Rapid Software Testing for Managers
written by James Bach and Michael Bolton
- Are you a new test manager?
- Are you an experienced test manager, being pressured to make testing faster and less expensive?
- Are you finding that traditional, “best-practice” approaches to testing are making testing slower and more expensive than your clients demand?
- Are you being asked to manage a test group for an organization that’s moving to Scrum or other Agile methodologies?
- Are you a project manager with responsibility for managing or directing an offshore outsource testing group?
- Are you managing an offshore or outsource testing group, and trying to provide the best value for your clients?
- Are you struggling with measuring and managing the performance of your test team?
- Are you finding it difficult to report the status of testing on your project?
- Are you having trouble setting the right balance between planning, documentation, and testing?
- Are you trying to figure out how to recruit, select, or train a skilled and diversified test team?
- Do you want to get very good at managing the software testing effort?
Rapid Software Testing for Managers is designed to help you solve these problems. Based on the Rapid Software Testing course and methodology, and on the practices developed by James Bach, Dr. Cem Kaner, and Michael Bolton, this class answers key questions about how to staff, plan, and run testing projects more quickly, less expensively, and entirely accountably.
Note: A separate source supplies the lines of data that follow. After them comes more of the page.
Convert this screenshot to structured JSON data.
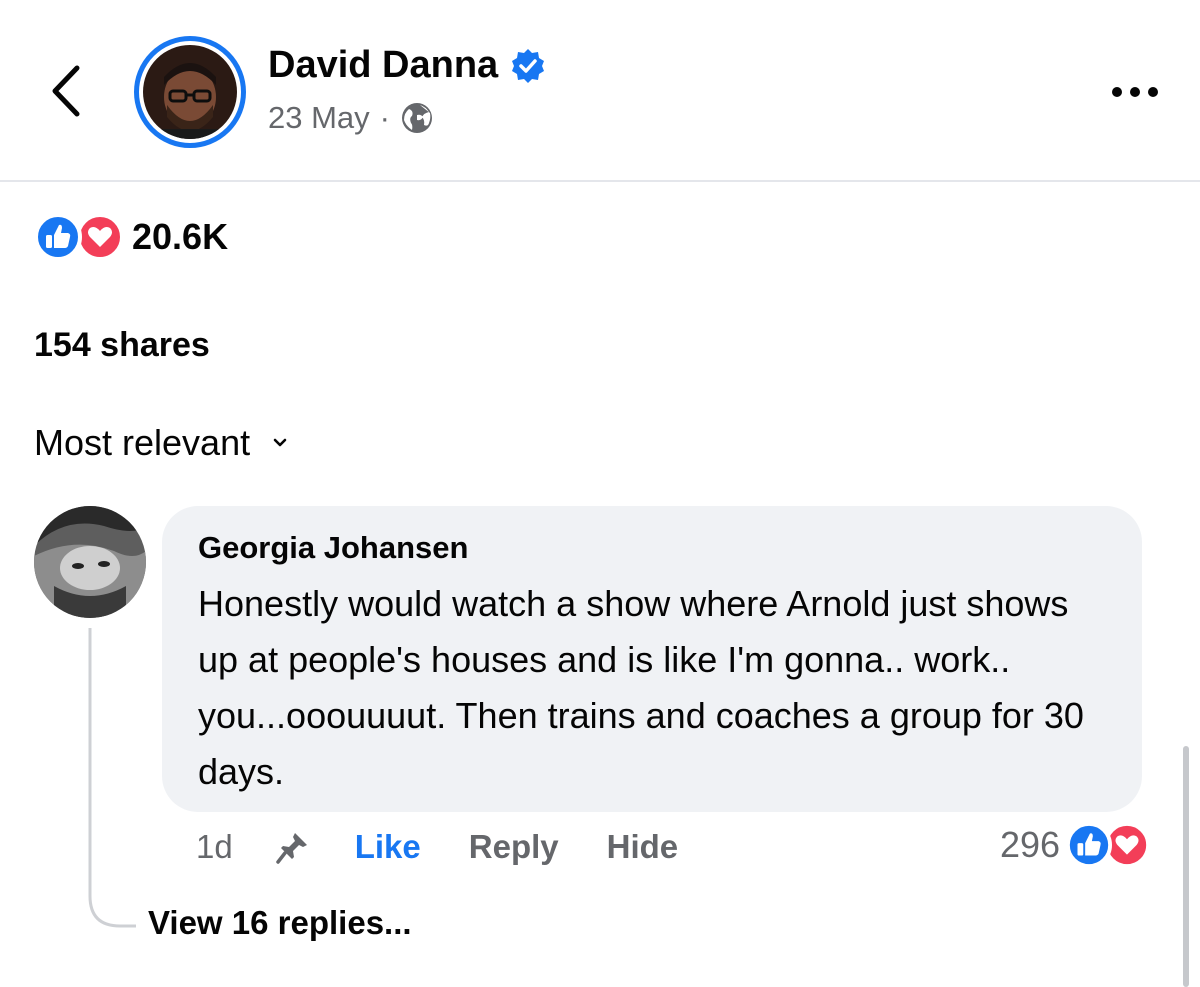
{
  "header": {
    "author_name": "David Danna",
    "post_date": "23 May",
    "separator": "·",
    "verified": true,
    "audience_icon": "globe-icon"
  },
  "stats": {
    "reaction_count": "20.6K",
    "reaction_icons": [
      "like-icon",
      "love-icon"
    ],
    "shares": "154 shares"
  },
  "sort": {
    "label": "Most relevant"
  },
  "comment": {
    "author": "Georgia Johansen",
    "text": "Honestly would watch a show where Arnold just shows up at people's houses and is like I'm gonna.. work.. you...ooouuuut. Then trains and coaches a group for 30 days.",
    "time": "1d",
    "like_label": "Like",
    "reply_label": "Reply",
    "hide_label": "Hide",
    "reaction_count": "296",
    "view_replies": "View 16 replies..."
  },
  "colors": {
    "accent": "#1877F2",
    "love": "#F33E58",
    "secondary_text": "#65676B",
    "bubble": "#F0F2F5"
  }
}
The skills presented in this class are applicable in any kind of test project, from agile to traditional, but will be especially valuable in those projects where time and resources are scarce.
How Is This Course Different?
Rapid Software Testing for Managers is a one-day class, available for individuals or small groups, in which we will explore test management, your organization’s context and how to respond to it. We’ll do the work through experiential exercises, puzzles, and scenarios, along with short presentations, conversation, and some actual testing and reporting. The goal of the course is to teach you how to respond with the management action appropriate to your context while recognizing the near-universal situation: testing is almost always done under extreme time pressure and conditions of uncertainty.
While the target audience for this course is primarily test managers and test leads, we welcome peers of test managers such as development managers and project or program managers, and higher managers interested in testing.
What Will I Learn?
Whether you’re experienced or new to test management, we’ll explore the challenges of the role and how to work around them:
- How to plan and prepare a test project when product information is incomplete or unreliable
- How to estimate and negotiate for the resources you need
- How to design and defend a rapid, risk-based test strategy
- How to plan incrementally and apply exploratory testing approaches
- How to establish a productive relationship with programmers
- How to be an effective advocate for testability, testing, and quality
- How to supervise testers and be accountable for their work
- How to create a diversified team and guide its members toward building skill
- How to report project status to indicate progress and prompt the right questions
Rapid Testing Basics
- Project realities that necessitate rapid testing
- The rapid testing mindset
Key Challenges in Rapid Test Management
- Coaching: developing rapid testers
- Testability: The central concern of test management.
- Estimation: how to deal with an understandable request to predict the future.
- Developer Relations: how to integrate testing with development
Other Topics we Might Cover as Time and Interest Permit
- Accountability: how an exploratory approach is accountable
- Repeatability: nine reasons to repeat, one big reason not to repeat
- Documentation: concise documentation is more rapid
- Status: using a dashboard
- Staffing: recruiting and developing rapid testers
- Automation: an agile and diversified approach
- Metrics: the value of inquiry metrics; the dangers of control metrics
- Enoughness: how you know when you’ve done enough testing and have enough quality
- Outsourcing: how to work in environments where you are offering or obtaining outsourced testing services